In our first report, we covered eight of the most exciting blockchain applications for telcos. In this report, we look at what else can it be used for. It explores 36 potential blockchain use cases for telecoms, identifying the current pain point, how blockchain could help, the business driver for telcos, and real world examples.
Why is blockchain important?
Blockchain applications are valuable because they decentralise control. This offers a new way to reduce friction and speed up adoption of solutions that require collaboration between various players, but where no one wants to cede control to a single entity.
Collaborative ecosystems are only going to become more important in the Coordination Age, so mastery of blockchain technology can enable telcos to successfully address their customers’ changing needs.
But telcos are still figuring out what to use blockchain for
Based on an interview programme with telcos and technology partners, our research shows that one of the key barriers to adoption is finding valid use cases that are worth taking beyond the PoC stage.
Part of the challenge of knowing which applications are most worthwhile is that there are few large scale, real-world implementations of blockchain. This means that its key value proposition – that it can ease collaboration by removing the need for a centrally controlling authority, instead distributing power across all participants within an ecosystem – still needs to be proven.
Without many successful examples of blockchain-supported applications, it is difficult to know which ones are likely to succeed in telecoms. Telcos are therefore unsure of where to focus their time and investments.In practice, applications that leverage blockchain’s ability to broker trust through transparency and decentralisation are still at an early stage of development.
In the first report in this series, Moving beyond the lab: How to make blockchain pay we looked at eight of the most promising applications in telecoms in detail.
In this report, we look at a broader range of applications where blockchain is being tested to see if it can deliver better results than other technologies.
We explore 36 use cases across six categories, based on key blockchain capabilities:
- Tracking / registry: Recording information and data in an immutable and transparent way, whereby no party has asymmetric power over the data
- Data access / transfer: Enabling ease of transferring data between multiple parties
- Identity /authentication: Managing identities and permissions for authentication or verification
- Transactions: Enabling (real-time) payments and transactions
- Settlements: Revenue settlement by recording movement of goods/revenues or use of services/assets
- Token exchange: Virtual currency/tokens with intrinsic value traded between multiple parties
- While enterprises are prepared to rely on the distributed ledger and shared consensus mechanisms of blockchain technology to support business processes, the regulatory and reputational risks of using cryptocurrency or tokens to exchange real-world value are still too high.
- Therefore, there are fewer emerging use cases around transactions, token exchange, and to some degree settlements, and they will likely take longer to develop into viable commercial solutions.

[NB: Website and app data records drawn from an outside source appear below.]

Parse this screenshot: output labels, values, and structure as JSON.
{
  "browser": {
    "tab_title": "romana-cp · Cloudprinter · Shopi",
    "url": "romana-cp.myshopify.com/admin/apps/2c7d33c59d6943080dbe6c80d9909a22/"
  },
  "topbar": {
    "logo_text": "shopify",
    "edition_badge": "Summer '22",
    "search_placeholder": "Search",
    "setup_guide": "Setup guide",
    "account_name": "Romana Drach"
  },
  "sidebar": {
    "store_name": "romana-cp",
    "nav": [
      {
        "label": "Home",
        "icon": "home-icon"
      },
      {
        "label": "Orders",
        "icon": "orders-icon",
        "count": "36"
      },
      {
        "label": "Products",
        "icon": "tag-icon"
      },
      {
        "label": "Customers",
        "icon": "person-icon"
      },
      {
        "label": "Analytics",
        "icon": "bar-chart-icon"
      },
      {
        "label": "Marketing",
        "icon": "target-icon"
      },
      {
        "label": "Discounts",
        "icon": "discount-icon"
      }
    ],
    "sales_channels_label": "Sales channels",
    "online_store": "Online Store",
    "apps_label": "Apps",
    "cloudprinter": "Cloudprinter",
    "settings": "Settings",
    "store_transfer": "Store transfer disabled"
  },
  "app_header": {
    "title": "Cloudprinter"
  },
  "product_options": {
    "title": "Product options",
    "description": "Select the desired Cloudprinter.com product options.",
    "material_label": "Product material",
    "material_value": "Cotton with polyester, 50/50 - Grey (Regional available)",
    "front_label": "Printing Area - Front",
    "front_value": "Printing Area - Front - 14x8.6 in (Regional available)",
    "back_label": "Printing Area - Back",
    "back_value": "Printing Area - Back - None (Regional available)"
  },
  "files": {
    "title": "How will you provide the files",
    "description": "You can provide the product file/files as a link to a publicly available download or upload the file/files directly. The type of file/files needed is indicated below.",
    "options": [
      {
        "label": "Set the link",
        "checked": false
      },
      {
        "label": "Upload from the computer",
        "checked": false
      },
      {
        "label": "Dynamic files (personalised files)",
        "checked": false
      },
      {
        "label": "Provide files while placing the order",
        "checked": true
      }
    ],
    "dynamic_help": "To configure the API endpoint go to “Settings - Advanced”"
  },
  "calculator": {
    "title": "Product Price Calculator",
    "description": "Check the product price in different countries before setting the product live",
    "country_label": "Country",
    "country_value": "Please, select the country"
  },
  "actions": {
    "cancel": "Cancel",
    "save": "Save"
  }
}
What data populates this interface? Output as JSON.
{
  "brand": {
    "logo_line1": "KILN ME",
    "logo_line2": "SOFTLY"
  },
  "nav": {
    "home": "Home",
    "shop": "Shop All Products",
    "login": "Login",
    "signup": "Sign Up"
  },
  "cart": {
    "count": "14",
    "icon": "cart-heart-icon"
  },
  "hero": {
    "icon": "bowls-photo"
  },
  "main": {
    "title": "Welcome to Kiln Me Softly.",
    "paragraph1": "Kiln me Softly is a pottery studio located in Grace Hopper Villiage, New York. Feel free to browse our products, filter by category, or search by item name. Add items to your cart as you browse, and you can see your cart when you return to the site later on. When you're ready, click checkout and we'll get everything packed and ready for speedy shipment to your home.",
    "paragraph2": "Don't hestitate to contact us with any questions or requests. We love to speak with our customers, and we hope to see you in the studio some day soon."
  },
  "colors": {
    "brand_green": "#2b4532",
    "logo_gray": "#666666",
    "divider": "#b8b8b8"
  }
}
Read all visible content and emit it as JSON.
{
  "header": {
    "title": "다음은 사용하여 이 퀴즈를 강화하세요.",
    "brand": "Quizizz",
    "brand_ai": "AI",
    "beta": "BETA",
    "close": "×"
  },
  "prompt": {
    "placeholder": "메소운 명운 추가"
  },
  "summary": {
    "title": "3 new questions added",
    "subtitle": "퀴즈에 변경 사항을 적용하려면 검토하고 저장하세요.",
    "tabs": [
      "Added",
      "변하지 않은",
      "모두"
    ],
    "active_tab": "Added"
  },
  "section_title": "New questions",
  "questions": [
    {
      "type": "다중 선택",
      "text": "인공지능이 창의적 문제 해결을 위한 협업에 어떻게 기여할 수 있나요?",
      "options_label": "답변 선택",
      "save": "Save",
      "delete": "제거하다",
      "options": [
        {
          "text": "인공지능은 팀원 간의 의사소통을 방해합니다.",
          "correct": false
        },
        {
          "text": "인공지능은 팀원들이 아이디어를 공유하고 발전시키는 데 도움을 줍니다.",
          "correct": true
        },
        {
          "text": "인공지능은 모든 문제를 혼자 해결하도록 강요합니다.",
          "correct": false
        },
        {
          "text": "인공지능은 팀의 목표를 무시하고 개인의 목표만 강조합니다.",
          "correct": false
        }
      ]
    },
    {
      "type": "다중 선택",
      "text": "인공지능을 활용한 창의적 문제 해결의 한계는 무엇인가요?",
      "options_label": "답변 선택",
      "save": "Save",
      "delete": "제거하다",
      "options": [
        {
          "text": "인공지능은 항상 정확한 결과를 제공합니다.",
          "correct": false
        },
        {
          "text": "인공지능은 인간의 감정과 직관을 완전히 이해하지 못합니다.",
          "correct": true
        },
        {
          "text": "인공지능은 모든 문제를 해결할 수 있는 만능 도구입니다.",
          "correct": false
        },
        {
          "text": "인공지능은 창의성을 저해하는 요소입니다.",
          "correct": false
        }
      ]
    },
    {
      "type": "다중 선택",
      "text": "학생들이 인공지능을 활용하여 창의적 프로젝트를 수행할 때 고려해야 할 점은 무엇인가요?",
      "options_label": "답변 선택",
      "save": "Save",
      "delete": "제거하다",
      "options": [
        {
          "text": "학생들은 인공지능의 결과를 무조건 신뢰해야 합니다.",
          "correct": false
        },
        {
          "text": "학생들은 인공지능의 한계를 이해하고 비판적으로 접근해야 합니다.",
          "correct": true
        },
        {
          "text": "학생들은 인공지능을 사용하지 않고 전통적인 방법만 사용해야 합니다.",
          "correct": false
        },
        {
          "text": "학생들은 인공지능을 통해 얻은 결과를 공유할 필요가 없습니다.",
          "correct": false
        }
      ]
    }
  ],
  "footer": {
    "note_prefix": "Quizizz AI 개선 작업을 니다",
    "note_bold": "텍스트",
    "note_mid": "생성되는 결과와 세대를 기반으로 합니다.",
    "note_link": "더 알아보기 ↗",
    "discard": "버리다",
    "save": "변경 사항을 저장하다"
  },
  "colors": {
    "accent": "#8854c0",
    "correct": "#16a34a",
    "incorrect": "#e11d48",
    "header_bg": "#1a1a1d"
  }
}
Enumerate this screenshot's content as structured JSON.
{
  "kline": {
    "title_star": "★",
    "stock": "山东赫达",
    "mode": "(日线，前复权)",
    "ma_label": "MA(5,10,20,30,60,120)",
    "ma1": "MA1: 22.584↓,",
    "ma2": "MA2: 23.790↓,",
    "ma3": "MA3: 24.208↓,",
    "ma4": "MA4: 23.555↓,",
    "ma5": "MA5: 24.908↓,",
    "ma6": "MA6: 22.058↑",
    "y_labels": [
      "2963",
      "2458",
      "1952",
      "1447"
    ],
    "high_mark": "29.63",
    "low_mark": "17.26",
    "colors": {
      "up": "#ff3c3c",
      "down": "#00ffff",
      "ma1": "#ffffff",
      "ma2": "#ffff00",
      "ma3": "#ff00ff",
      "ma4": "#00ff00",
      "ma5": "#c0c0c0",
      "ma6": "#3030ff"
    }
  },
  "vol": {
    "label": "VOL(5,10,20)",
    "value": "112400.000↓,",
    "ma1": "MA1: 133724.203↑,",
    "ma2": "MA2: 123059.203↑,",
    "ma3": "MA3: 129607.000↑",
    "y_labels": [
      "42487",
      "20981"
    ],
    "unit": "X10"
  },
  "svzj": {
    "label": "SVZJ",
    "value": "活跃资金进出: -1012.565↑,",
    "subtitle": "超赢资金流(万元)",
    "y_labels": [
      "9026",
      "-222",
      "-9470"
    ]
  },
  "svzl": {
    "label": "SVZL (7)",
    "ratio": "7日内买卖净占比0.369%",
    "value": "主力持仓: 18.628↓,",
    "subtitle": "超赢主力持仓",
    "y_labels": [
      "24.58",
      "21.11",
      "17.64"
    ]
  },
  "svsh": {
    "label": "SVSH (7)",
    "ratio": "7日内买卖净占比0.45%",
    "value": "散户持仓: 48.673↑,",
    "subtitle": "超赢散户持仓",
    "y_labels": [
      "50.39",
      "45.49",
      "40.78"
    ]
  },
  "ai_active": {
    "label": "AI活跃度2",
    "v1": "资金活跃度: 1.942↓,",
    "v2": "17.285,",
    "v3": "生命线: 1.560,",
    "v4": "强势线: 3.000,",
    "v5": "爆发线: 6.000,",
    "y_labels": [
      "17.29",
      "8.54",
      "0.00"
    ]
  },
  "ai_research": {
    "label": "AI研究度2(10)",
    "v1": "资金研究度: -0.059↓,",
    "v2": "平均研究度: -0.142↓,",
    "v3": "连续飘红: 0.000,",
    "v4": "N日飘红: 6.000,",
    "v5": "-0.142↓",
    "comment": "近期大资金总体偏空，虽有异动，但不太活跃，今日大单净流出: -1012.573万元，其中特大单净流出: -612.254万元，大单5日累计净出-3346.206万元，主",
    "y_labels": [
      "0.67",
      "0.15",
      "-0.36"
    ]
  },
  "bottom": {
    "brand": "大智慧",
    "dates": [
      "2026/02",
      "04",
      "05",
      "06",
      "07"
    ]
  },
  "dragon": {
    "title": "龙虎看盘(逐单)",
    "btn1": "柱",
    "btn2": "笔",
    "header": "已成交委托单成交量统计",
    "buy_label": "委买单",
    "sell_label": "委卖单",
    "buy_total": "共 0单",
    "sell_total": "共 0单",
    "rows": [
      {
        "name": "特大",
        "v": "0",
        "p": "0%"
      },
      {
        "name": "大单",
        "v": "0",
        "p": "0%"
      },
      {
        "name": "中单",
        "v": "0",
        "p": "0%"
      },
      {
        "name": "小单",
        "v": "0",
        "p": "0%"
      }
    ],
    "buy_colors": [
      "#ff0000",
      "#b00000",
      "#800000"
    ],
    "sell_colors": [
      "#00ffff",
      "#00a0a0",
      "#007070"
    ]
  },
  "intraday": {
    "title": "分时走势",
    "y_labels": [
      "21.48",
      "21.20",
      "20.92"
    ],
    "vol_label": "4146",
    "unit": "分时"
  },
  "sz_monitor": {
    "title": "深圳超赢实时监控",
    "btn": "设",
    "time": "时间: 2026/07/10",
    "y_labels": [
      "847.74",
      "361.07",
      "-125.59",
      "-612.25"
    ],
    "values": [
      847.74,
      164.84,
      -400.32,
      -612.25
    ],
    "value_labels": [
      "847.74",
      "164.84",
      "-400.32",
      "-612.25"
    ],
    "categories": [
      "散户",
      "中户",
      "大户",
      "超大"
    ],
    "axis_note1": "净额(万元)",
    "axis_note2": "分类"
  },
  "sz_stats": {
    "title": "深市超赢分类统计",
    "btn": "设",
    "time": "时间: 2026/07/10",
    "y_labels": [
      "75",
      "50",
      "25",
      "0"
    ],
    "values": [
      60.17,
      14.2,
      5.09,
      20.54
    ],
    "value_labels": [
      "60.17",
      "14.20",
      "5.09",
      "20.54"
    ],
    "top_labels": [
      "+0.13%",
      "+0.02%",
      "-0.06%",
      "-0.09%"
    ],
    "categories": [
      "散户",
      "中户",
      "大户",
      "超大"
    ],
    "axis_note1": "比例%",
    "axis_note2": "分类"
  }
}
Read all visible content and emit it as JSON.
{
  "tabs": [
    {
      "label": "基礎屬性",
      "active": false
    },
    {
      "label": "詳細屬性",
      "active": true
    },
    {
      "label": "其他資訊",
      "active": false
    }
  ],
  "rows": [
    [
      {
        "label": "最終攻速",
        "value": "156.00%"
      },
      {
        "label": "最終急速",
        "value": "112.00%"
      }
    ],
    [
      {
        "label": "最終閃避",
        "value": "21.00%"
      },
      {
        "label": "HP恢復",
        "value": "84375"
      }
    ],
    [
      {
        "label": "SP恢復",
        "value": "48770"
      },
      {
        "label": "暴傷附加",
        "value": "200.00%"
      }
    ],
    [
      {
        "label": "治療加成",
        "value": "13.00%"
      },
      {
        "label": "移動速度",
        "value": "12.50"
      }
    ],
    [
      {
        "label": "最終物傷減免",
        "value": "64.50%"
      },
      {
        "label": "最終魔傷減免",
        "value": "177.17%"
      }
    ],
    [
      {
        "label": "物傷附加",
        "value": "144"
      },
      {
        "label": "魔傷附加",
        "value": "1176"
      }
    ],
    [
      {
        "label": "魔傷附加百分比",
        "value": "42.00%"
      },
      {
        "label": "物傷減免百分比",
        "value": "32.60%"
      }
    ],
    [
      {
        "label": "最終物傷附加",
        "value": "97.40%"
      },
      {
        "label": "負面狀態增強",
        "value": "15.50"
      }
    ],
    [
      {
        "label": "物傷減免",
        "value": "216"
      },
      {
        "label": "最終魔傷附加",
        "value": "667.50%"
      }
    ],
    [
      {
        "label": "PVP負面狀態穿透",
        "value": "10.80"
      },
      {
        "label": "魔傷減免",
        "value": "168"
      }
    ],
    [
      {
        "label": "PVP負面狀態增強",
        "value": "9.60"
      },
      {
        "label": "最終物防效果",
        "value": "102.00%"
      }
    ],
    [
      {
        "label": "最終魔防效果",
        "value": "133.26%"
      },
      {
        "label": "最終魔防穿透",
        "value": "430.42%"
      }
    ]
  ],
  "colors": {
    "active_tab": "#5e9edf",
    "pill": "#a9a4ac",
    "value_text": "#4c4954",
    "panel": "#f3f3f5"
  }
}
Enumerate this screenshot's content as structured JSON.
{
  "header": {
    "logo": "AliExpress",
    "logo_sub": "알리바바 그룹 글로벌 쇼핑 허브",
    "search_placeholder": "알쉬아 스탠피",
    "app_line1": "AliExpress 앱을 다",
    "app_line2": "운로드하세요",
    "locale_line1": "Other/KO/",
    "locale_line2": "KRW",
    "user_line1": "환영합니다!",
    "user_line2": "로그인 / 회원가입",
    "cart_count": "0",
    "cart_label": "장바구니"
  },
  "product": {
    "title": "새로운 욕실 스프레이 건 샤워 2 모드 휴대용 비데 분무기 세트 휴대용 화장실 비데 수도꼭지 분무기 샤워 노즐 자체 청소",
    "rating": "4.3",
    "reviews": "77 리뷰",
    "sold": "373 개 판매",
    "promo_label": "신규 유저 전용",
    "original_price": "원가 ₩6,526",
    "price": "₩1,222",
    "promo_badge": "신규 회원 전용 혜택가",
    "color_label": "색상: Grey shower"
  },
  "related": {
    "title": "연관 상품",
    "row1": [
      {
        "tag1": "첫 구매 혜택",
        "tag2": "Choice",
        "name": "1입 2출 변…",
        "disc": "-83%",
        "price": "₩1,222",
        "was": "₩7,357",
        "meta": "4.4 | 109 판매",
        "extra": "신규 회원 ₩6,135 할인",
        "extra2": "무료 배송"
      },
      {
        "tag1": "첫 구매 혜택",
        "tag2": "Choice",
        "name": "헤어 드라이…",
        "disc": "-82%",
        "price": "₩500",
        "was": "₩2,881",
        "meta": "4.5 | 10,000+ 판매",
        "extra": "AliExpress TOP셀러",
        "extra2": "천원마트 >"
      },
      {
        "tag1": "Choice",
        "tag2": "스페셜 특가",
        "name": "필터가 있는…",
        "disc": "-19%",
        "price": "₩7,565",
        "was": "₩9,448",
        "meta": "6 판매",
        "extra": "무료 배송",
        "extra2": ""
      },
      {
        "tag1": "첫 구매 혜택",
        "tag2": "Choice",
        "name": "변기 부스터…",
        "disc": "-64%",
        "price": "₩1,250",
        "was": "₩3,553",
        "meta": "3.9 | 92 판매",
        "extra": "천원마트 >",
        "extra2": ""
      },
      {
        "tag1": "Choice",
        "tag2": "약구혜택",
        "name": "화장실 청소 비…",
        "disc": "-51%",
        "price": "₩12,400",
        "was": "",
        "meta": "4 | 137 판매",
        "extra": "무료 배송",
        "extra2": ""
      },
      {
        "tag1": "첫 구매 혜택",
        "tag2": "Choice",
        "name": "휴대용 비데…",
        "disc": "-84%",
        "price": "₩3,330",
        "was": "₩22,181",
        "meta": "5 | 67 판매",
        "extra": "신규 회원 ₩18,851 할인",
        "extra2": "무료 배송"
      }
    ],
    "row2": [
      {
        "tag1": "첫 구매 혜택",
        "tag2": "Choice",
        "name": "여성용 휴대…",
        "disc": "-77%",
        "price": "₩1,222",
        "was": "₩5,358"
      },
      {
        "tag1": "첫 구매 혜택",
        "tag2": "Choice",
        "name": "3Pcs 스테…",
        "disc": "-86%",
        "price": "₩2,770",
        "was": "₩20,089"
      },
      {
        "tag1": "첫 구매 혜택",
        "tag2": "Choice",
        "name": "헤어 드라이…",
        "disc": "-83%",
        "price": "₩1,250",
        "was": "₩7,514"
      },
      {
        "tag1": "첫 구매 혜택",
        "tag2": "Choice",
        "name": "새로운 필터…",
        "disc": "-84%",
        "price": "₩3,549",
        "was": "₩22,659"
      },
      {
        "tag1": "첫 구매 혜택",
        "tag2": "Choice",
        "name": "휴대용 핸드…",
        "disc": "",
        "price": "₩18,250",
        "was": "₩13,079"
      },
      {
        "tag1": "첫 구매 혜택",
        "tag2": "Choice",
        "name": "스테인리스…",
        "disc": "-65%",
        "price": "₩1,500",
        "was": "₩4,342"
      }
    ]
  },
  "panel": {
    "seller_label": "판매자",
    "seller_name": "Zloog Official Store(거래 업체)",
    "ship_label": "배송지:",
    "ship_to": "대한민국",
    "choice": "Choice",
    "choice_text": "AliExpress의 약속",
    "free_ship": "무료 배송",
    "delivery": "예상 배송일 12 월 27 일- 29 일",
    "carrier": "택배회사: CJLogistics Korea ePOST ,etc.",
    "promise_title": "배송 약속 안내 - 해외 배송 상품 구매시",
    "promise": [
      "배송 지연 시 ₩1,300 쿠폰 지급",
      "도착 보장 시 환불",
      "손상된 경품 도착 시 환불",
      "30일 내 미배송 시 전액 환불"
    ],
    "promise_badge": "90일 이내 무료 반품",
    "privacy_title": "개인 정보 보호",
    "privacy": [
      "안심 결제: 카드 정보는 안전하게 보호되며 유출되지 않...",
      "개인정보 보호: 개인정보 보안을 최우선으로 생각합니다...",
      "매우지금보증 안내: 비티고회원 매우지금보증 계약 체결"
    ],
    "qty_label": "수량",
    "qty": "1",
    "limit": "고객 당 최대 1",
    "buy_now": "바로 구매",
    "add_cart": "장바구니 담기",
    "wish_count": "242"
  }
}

- Identity / authentication is one of the most technologically advanced application areas where blockchain is enabling enterprises to develop truly novel solutions for consumers, IoT, and to ease commercial partnerships. However, the business model is still untested at scale and/or not directly related to telcos’ core operations, so these applications can be difficult to justify as priority investment areas.
Overview of 36 telecoms blockchain applications
For each of these use cases, this report covers:
- For each use case, the report covers:
- The current problem or pain point
- How blockchain can help solve the problem
- Which of the following blockchain characteristics are most relevant to the use case
- Security: Decentralisation makes tampering with records or DDOS attacks extremely difficult
- Cost efficiency: Shared ledgers can disintermediate middlemen
- Traceability: Immutable, transparent record
- Business process speed: Automation through smart contracts
- Token value: Holding real-world value in digital assets, such as loyalty points
- Neutral and equal: Shared ownership through consensus mechanisms
- Confidentiality: Blockchain can enable collaboration without having to publicise sensitive information (particularly in a consortium/private application)
- Type of blockchain most suited to the use case (public, permissioned public, or permissioned private)
- The business drivers for telcos, such as:
- Increase existing revenues
- Decrease costs
- New revenues: market disruption
- New revenues: new market
- Compliance / regulation
- Customer experience
- Real world examples in development or production
- Potential challenges or barriers to adoption